> _Raw data_

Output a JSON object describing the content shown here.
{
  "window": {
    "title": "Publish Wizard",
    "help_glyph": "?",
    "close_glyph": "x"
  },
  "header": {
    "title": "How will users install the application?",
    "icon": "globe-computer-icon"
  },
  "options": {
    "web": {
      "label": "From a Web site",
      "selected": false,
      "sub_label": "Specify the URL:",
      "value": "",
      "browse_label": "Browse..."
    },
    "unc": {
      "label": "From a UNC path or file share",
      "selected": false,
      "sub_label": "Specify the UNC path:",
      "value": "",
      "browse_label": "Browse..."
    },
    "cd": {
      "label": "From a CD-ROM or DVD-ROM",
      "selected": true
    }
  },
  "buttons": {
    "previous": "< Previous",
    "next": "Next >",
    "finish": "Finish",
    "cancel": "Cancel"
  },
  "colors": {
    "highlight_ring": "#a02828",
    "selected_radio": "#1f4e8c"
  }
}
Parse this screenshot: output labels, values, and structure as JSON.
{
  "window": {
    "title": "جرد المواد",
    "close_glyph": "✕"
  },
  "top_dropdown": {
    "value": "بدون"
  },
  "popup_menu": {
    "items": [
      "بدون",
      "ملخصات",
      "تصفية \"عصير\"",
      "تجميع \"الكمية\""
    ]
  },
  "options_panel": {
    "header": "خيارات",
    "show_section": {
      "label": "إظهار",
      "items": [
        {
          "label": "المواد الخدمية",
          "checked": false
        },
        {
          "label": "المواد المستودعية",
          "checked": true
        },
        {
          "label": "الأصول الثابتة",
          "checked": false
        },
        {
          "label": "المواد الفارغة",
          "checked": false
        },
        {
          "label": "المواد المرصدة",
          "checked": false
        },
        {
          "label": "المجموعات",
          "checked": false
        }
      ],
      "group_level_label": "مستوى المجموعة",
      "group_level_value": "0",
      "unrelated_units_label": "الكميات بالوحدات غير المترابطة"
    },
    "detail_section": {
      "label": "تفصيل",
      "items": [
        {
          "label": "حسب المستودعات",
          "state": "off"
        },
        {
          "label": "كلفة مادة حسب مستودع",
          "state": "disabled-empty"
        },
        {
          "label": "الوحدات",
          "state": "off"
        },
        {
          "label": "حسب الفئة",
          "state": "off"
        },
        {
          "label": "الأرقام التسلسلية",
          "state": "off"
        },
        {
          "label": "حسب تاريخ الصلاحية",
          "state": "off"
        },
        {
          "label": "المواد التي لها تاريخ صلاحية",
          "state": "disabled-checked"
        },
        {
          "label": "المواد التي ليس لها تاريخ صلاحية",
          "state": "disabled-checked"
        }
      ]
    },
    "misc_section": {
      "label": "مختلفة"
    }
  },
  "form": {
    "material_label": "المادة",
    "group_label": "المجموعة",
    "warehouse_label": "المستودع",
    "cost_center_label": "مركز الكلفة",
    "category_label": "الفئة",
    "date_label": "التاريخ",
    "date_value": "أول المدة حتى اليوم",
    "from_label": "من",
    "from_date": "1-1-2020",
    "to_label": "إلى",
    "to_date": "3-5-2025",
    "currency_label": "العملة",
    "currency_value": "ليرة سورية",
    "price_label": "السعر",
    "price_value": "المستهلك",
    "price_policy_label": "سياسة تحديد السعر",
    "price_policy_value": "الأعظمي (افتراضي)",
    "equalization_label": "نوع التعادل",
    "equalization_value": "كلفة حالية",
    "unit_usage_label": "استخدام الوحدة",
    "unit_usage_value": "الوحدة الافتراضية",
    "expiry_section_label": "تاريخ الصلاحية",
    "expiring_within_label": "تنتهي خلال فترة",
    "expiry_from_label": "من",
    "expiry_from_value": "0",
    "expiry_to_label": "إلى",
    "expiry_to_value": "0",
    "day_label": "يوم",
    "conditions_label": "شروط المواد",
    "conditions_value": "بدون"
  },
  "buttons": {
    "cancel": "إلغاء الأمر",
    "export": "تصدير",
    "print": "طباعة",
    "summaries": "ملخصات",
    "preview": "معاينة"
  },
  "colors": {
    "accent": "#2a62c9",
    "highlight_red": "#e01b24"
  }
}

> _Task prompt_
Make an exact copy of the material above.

> _Response area_
Output a JSON object describing the content shown here.
{
  "window": {
    "title": "Publish Wizard",
    "help_glyph": "?",
    "close_glyph": "x"
  },
  "header": {
    "title": "How will users install the application?",
    "icon": "globe-computer-icon"
  },
  "options": {
    "web": {
      "label": "From a Web site",
      "selected": false,
      "sub_label": "Specify the URL:",
      "value": "",
      "browse_label": "Browse..."
    },
    "unc": {
      "label": "From a UNC path or file share",
      "selected": false,
      "sub_label": "Specify the UNC path:",
      "value": "",
      "browse_label": "Browse..."
    },
    "cd": {
      "label": "From a CD-ROM or DVD-ROM",
      "selected": true
    }
  },
  "buttons": {
    "previous": "< Previous",
    "next": "Next >",
    "finish": "Finish",
    "cancel": "Cancel"
  },
  "colors": {
    "highlight_ring": "#a02828",
    "selected_radio": "#1f4e8c"
  }
}
Parse this screenshot: output labels, values, and structure as JSON.
{
  "window": {
    "title": "جرد المواد",
    "close_glyph": "✕"
  },
  "top_dropdown": {
    "value": "بدون"
  },
  "popup_menu": {
    "items": [
      "بدون",
      "ملخصات",
      "تصفية \"عصير\"",
      "تجميع \"الكمية\""
    ]
  },
  "options_panel": {
    "header": "خيارات",
    "show_section": {
      "label": "إظهار",
      "items": [
        {
          "label": "المواد الخدمية",
          "checked": false
        },
        {
          "label": "المواد المستودعية",
          "checked": true
        },
        {
          "label": "الأصول الثابتة",
          "checked": false
        },
        {
          "label": "المواد الفارغة",
          "checked": false
        },
        {
          "label": "المواد المرصدة",
          "checked": false
        },
        {
          "label": "المجموعات",
          "checked": false
        }
      ],
      "group_level_label": "مستوى المجموعة",
      "group_level_value": "0",
      "unrelated_units_label": "الكميات بالوحدات غير المترابطة"
    },
    "detail_section": {
      "label": "تفصيل",
      "items": [
        {
          "label": "حسب المستودعات",
          "state": "off"
        },
        {
          "label": "كلفة مادة حسب مستودع",
          "state": "disabled-empty"
        },
        {
          "label": "الوحدات",
          "state": "off"
        },
        {
          "label": "حسب الفئة",
          "state": "off"
        },
        {
          "label": "الأرقام التسلسلية",
          "state": "off"
        },
        {
          "label": "حسب تاريخ الصلاحية",
          "state": "off"
        },
        {
          "label": "المواد التي لها تاريخ صلاحية",
          "state": "disabled-checked"
        },
        {
          "label": "المواد التي ليس لها تاريخ صلاحية",
          "state": "disabled-checked"
        }
      ]
    },
    "misc_section": {
      "label": "مختلفة"
    }
  },
  "form": {
    "material_label": "المادة",
    "group_label": "المجموعة",
    "warehouse_label": "المستودع",
    "cost_center_label": "مركز الكلفة",
    "category_label": "الفئة",
    "date_label": "التاريخ",
    "date_value": "أول المدة حتى اليوم",
    "from_label": "من",
    "from_date": "1-1-2020",
    "to_label": "إلى",
    "to_date": "3-5-2025",
    "currency_label": "العملة",
    "currency_value": "ليرة سورية",
    "price_label": "السعر",
    "price_value": "المستهلك",
    "price_policy_label": "سياسة تحديد السعر",
    "price_policy_value": "الأعظمي (افتراضي)",
    "equalization_label": "نوع التعادل",
    "equalization_value": "كلفة حالية",
    "unit_usage_label": "استخدام الوحدة",
    "unit_usage_value": "الوحدة الافتراضية",
    "expiry_section_label": "تاريخ الصلاحية",
    "expiring_within_label": "تنتهي خلال فترة",
    "expiry_from_label": "من",
    "expiry_from_value": "0",
    "expiry_to_label": "إلى",
    "expiry_to_value": "0",
    "day_label": "يوم",
    "conditions_label": "شروط المواد",
    "conditions_value": "بدون"
  },
  "buttons": {
    "cancel": "إلغاء الأمر",
    "export": "تصدير",
    "print": "طباعة",
    "summaries": "ملخصات",
    "preview": "معاينة"
  },
  "colors": {
    "accent": "#2a62c9",
    "highlight_red": "#e01b24"
  }
}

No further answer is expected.